§ What you need to do:
Check each line of the entries below for the word "this", and copy out the ones that have it.

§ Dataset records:
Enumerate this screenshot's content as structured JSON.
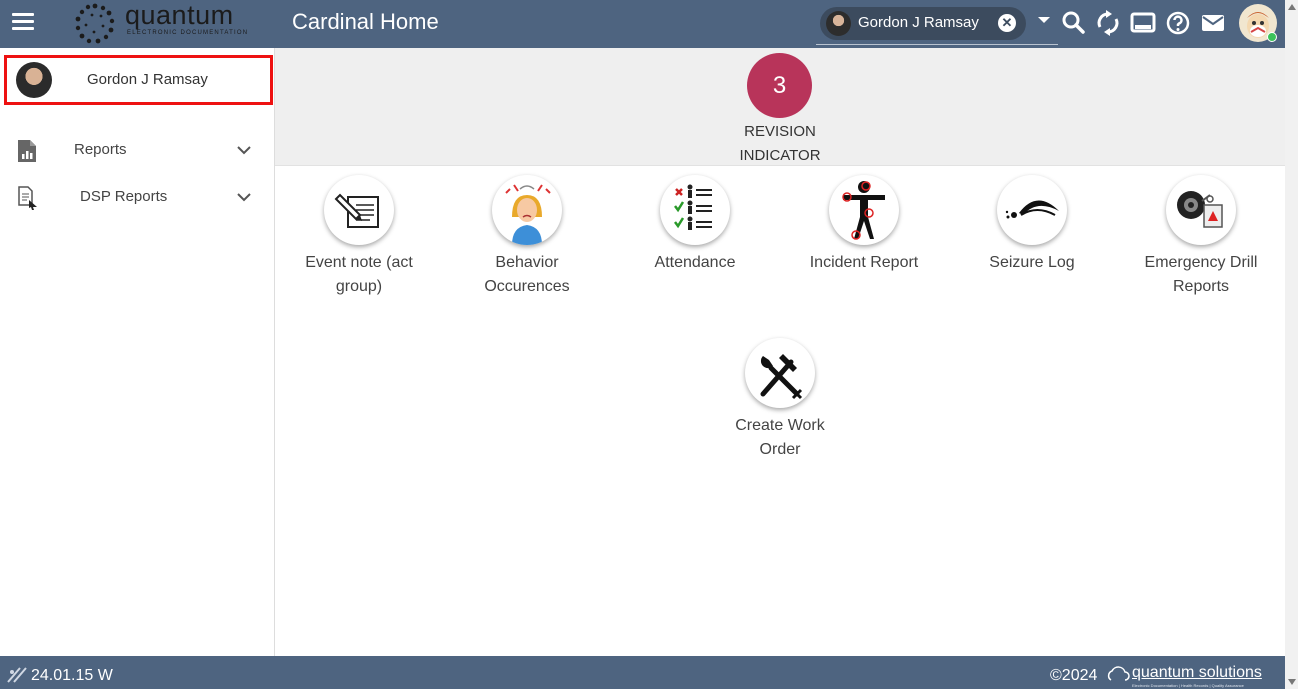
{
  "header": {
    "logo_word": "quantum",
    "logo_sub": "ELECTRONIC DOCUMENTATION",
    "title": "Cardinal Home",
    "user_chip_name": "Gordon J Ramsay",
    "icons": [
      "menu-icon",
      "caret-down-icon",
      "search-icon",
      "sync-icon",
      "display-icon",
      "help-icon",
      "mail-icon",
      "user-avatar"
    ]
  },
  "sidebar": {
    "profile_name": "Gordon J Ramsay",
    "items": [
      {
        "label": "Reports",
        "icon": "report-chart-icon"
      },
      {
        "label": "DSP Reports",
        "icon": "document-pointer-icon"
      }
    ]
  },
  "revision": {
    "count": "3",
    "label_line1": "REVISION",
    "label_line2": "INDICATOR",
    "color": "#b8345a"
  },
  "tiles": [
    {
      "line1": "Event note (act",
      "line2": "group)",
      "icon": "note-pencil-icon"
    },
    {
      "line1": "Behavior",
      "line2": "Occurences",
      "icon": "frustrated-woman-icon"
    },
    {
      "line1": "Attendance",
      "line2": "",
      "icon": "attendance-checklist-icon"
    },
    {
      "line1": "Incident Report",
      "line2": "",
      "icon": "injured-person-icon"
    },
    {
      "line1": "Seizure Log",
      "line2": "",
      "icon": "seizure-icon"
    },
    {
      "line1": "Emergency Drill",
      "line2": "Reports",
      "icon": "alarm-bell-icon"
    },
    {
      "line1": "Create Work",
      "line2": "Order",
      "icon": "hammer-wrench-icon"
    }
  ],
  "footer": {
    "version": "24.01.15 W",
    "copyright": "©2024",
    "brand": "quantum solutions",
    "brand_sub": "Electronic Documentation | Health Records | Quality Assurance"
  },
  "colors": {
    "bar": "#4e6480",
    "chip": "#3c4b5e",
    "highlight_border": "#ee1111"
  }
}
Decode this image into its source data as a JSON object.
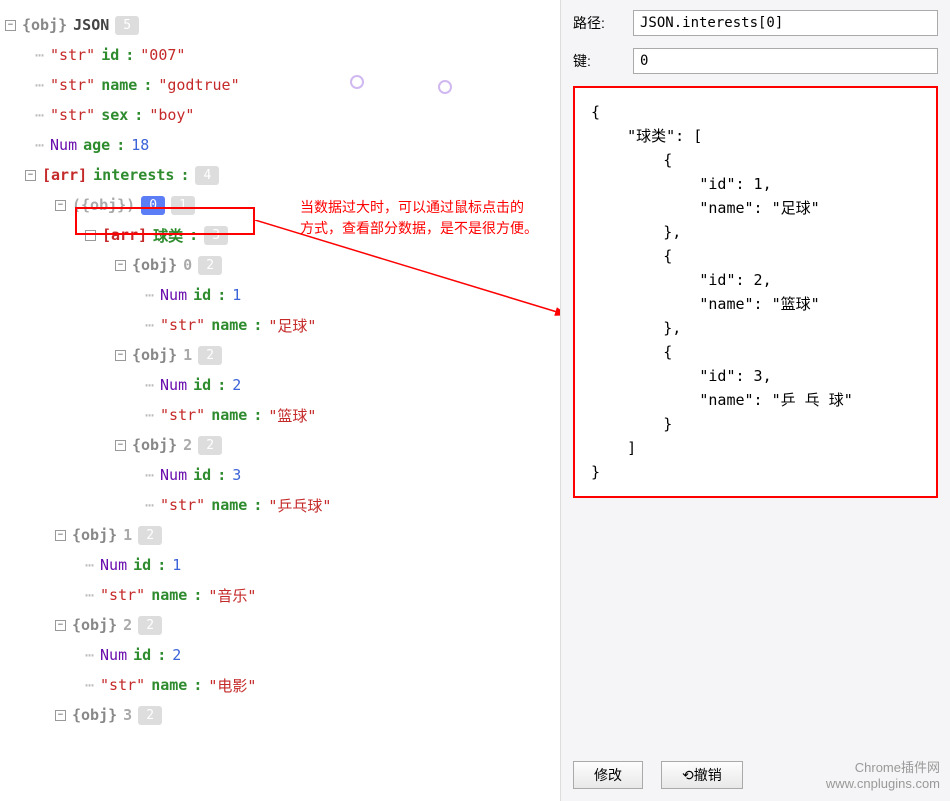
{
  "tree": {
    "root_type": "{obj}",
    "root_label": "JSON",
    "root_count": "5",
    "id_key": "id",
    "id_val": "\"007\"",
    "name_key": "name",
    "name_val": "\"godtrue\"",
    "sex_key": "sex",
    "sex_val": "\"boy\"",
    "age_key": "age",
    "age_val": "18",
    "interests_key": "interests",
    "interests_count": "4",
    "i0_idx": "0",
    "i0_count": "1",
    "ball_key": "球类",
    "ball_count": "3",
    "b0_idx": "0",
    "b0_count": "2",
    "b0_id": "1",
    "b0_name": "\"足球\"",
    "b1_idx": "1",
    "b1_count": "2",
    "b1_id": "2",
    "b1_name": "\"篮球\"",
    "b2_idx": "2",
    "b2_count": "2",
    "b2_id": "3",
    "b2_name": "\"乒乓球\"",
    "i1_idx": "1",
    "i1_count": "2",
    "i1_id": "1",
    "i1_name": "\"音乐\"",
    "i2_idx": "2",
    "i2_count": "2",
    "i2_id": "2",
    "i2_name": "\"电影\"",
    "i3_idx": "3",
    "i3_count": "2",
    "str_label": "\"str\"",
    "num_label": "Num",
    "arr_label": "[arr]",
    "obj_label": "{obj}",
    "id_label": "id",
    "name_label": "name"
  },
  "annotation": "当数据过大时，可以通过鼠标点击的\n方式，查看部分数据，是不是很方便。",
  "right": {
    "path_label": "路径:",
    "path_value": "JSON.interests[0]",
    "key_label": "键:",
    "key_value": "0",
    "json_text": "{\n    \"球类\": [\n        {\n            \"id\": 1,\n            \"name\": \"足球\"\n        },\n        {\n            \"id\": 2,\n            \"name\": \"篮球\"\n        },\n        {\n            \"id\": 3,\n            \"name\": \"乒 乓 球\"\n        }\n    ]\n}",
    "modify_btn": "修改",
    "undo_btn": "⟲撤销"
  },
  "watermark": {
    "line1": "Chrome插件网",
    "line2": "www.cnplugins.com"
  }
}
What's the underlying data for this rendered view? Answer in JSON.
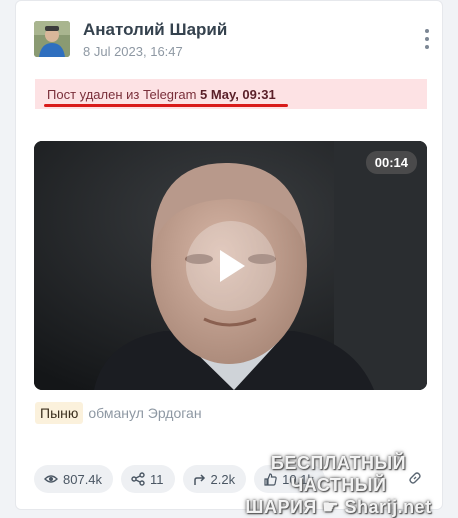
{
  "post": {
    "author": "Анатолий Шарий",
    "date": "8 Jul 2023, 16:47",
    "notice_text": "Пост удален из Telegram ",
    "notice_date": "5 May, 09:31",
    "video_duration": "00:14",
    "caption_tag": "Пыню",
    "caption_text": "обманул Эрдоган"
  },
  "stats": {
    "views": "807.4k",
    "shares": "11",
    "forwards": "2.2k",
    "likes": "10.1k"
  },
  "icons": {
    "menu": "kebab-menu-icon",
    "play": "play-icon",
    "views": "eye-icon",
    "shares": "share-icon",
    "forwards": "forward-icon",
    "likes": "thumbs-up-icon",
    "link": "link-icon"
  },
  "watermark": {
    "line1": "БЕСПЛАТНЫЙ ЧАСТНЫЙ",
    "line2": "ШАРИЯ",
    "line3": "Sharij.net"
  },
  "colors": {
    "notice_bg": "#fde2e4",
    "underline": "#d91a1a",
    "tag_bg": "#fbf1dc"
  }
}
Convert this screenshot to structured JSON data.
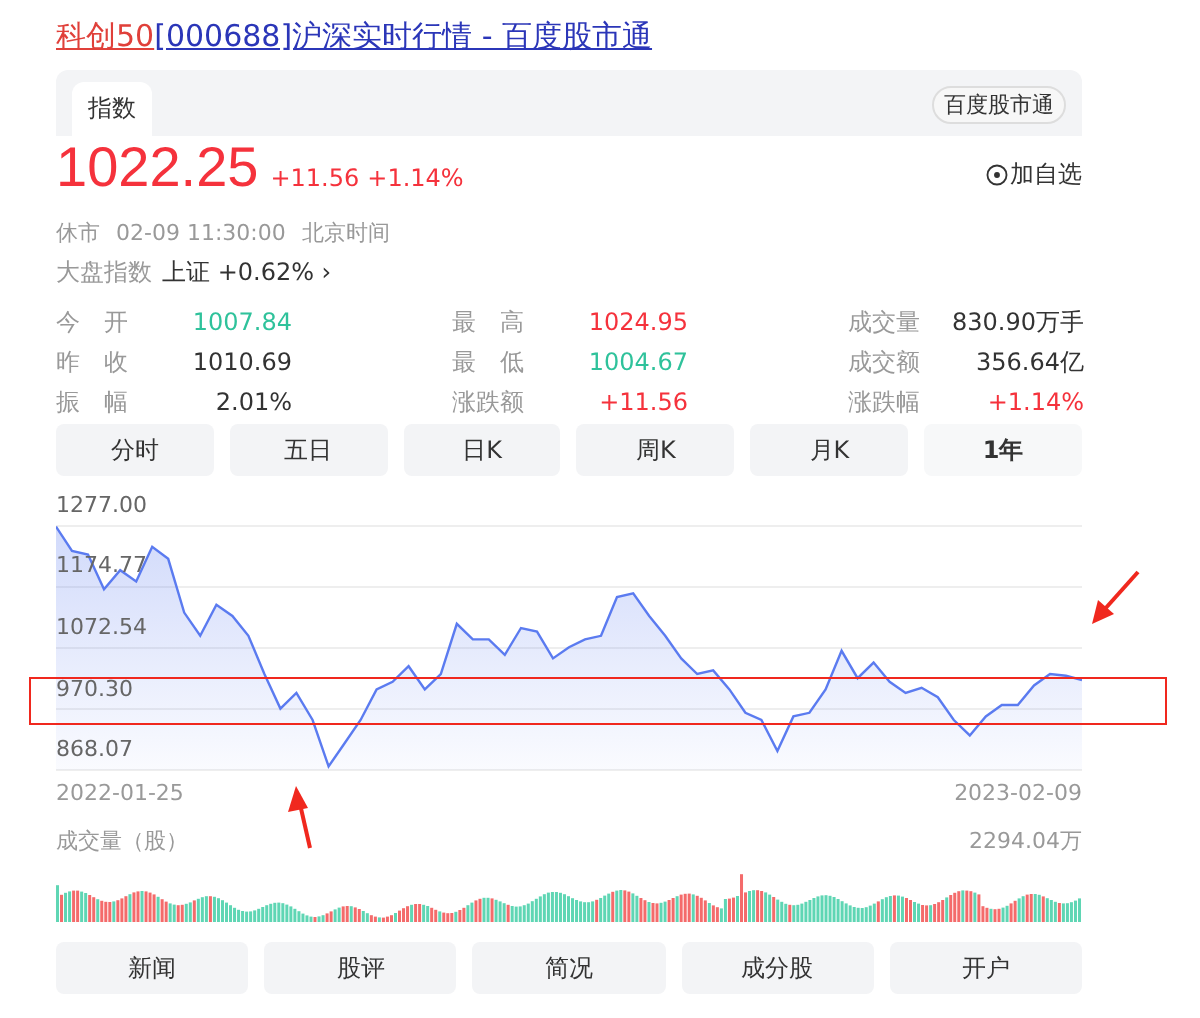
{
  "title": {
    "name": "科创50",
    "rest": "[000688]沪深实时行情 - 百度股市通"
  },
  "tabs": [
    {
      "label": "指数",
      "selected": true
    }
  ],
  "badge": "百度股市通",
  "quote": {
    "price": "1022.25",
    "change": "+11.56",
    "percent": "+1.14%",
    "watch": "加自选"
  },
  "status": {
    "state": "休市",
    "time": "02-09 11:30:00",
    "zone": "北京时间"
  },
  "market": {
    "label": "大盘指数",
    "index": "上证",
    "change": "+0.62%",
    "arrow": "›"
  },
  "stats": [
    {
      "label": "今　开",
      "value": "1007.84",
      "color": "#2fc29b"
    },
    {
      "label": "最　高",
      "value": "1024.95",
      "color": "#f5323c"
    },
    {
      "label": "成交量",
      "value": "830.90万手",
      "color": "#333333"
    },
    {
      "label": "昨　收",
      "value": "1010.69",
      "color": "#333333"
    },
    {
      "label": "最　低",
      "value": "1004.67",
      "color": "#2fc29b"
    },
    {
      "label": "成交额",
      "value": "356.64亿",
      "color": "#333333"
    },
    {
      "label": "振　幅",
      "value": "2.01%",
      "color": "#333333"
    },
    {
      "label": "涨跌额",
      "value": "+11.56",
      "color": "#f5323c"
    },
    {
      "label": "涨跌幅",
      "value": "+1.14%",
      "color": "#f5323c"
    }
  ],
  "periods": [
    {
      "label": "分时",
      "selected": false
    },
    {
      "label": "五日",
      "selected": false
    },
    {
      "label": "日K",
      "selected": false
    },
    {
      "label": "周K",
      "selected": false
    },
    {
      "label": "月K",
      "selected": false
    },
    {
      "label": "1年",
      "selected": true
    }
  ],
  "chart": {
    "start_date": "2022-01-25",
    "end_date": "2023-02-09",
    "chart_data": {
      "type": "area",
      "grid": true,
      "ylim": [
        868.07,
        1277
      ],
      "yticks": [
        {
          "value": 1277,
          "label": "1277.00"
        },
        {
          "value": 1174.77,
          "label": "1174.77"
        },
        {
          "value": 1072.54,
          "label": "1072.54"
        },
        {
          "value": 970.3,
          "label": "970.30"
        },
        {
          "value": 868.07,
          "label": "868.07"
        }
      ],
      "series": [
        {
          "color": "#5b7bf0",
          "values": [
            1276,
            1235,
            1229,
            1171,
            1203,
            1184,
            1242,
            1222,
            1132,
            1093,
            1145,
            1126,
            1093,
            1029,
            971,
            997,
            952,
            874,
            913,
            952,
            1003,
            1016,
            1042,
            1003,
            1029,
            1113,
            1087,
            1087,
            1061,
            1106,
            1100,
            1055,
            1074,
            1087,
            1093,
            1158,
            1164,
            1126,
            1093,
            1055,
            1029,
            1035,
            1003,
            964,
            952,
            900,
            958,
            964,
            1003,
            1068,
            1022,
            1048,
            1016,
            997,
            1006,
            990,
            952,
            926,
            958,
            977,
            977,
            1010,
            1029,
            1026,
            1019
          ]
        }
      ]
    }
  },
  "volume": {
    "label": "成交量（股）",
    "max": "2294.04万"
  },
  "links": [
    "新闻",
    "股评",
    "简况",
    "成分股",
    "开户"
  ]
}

§ Answer area:
Enumerate this screenshot's content as structured JSON.
Decode this image into its source data as a JSON object.
What's the underlying data for this rendered view? Answer in JSON.
Convert this screenshot to structured JSON data.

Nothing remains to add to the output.